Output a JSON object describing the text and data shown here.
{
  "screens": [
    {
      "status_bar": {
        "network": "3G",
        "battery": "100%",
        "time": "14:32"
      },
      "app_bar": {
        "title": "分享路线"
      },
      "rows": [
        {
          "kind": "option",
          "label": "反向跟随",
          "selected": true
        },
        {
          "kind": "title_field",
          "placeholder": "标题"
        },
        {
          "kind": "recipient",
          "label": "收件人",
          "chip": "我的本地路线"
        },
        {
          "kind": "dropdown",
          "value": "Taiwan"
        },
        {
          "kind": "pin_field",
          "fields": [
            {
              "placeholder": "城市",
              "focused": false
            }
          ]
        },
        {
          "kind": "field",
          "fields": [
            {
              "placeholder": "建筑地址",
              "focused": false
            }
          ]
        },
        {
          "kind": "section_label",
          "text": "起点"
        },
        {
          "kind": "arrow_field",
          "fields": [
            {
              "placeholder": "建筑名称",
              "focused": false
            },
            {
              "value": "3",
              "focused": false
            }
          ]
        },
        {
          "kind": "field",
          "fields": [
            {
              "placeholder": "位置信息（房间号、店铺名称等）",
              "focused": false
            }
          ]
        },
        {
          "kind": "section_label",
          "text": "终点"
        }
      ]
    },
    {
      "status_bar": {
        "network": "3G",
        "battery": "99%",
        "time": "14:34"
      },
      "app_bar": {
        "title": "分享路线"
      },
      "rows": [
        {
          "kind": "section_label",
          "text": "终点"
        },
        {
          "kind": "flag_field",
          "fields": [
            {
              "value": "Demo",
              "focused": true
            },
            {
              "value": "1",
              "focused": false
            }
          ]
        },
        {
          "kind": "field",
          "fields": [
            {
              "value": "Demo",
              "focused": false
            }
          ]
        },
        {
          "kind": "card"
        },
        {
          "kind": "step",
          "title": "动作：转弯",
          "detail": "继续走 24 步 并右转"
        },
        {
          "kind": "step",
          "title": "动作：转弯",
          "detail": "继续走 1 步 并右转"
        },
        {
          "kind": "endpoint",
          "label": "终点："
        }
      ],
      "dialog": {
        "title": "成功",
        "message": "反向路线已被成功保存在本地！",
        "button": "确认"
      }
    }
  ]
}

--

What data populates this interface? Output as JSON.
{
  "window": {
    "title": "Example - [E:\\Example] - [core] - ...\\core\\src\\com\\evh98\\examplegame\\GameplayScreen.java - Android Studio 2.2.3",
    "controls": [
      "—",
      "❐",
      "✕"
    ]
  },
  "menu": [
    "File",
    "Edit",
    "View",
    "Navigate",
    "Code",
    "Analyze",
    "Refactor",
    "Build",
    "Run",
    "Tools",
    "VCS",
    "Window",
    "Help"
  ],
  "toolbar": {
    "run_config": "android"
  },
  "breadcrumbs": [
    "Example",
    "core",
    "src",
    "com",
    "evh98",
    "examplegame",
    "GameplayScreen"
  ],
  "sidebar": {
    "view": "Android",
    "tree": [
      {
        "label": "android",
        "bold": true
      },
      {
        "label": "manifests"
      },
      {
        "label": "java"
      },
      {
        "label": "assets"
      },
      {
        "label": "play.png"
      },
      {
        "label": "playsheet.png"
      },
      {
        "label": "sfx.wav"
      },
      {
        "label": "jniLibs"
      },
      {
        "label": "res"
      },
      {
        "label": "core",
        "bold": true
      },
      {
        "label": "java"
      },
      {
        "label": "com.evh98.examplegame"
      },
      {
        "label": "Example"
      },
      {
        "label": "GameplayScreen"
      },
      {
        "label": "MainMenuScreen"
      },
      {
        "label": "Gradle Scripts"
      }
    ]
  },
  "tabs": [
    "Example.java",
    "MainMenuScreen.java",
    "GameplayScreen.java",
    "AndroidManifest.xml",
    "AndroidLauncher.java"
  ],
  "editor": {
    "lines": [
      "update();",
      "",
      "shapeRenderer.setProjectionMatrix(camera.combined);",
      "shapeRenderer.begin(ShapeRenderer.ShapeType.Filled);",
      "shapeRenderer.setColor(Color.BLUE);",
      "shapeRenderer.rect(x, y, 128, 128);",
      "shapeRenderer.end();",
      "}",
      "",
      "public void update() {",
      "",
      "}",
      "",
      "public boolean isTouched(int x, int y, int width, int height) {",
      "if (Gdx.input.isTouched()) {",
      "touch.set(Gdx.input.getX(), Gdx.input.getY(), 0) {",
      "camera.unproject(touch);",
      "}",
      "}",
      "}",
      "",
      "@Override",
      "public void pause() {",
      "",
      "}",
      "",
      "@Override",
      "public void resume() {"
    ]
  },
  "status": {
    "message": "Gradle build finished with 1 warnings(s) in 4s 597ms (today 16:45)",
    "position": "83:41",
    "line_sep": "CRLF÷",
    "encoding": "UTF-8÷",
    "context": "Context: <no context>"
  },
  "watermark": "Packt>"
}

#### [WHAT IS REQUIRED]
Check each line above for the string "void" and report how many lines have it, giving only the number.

#### [ANSWER TO THIS EXERCISE]
3